### The task
Supply the number of lines in the data below that hold "комнату", and let that number be the whole answer.

### Extracted records
***
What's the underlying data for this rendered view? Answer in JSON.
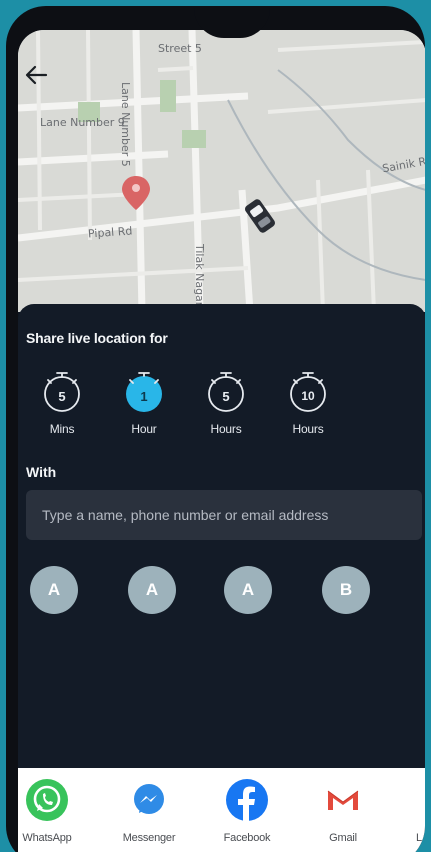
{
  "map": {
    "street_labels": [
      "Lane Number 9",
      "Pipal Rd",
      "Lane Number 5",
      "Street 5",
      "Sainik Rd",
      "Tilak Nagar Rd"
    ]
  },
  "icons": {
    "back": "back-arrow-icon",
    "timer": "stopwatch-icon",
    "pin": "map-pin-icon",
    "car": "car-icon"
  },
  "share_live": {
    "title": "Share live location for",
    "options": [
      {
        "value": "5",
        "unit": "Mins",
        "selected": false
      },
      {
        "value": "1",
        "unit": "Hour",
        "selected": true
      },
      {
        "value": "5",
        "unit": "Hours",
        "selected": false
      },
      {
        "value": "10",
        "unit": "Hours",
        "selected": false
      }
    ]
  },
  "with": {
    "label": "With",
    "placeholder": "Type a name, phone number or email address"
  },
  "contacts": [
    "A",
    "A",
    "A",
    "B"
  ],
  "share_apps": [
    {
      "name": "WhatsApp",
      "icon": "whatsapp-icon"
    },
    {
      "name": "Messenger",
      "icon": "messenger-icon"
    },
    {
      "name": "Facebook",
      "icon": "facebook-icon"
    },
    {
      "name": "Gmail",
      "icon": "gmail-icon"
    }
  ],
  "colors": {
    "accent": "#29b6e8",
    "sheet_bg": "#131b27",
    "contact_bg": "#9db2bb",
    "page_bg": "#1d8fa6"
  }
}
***
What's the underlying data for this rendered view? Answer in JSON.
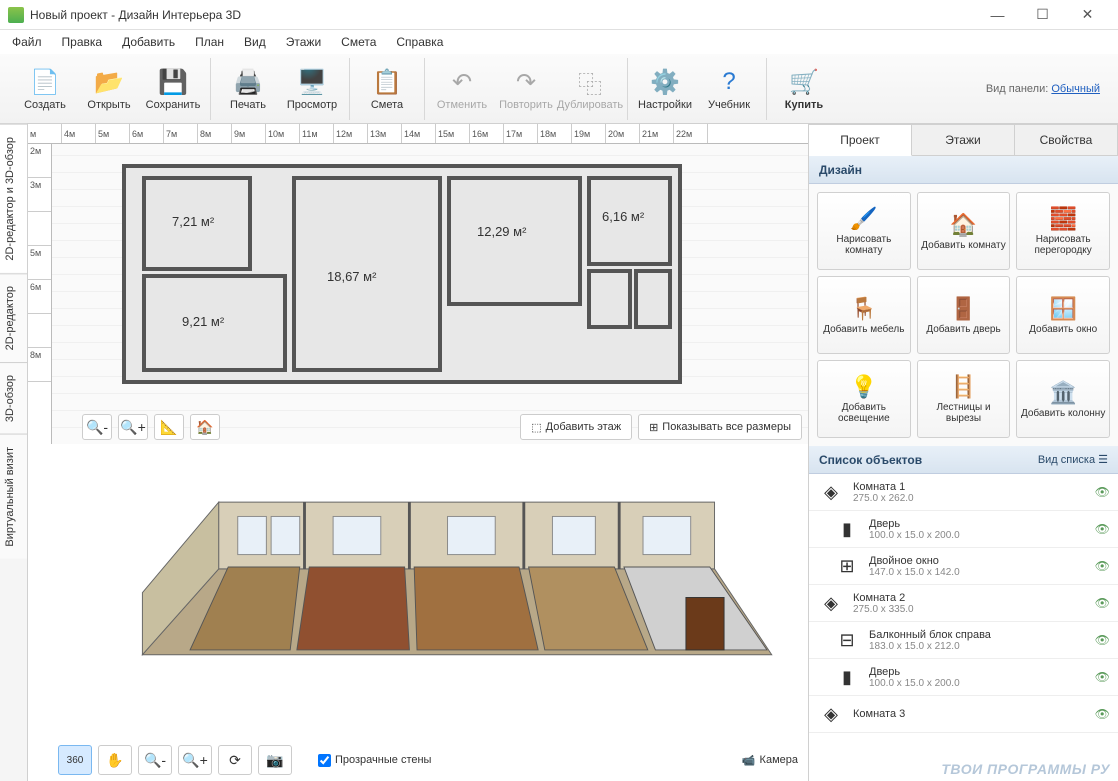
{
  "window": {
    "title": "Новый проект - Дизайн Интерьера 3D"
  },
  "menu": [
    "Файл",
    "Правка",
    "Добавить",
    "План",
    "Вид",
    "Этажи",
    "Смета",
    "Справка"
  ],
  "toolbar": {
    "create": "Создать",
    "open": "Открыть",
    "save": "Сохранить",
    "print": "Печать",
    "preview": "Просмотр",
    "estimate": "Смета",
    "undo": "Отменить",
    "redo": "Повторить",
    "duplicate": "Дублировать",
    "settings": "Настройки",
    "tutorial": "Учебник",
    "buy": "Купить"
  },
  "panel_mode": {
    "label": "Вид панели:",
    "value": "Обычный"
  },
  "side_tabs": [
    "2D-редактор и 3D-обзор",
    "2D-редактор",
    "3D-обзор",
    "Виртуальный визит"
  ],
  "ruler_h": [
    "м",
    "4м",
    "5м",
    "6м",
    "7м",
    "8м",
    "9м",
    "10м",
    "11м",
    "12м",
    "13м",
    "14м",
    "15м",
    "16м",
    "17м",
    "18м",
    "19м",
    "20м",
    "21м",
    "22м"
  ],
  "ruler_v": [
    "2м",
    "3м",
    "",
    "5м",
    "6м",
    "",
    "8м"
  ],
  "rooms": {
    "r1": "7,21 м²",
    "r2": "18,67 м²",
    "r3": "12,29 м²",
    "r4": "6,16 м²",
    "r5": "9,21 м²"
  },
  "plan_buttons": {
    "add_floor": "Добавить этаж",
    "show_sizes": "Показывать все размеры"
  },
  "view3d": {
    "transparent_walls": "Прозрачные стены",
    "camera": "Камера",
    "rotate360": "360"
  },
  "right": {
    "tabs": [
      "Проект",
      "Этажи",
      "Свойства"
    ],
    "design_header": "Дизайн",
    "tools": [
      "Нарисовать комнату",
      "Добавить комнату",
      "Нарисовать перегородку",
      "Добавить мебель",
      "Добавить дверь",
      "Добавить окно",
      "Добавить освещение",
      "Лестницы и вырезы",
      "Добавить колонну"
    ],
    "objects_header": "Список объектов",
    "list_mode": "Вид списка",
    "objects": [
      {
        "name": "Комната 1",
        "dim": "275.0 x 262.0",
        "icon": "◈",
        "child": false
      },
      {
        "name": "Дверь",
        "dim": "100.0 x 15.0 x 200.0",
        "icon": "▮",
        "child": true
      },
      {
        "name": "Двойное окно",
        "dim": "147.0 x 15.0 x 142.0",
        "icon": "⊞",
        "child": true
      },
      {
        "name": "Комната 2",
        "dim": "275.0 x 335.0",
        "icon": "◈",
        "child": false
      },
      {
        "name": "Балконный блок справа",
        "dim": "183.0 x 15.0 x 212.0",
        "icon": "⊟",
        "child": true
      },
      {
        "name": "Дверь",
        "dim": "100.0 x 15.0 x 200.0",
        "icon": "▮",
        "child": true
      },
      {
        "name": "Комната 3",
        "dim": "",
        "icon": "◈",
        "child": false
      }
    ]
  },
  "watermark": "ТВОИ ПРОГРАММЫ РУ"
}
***
### Written solution
2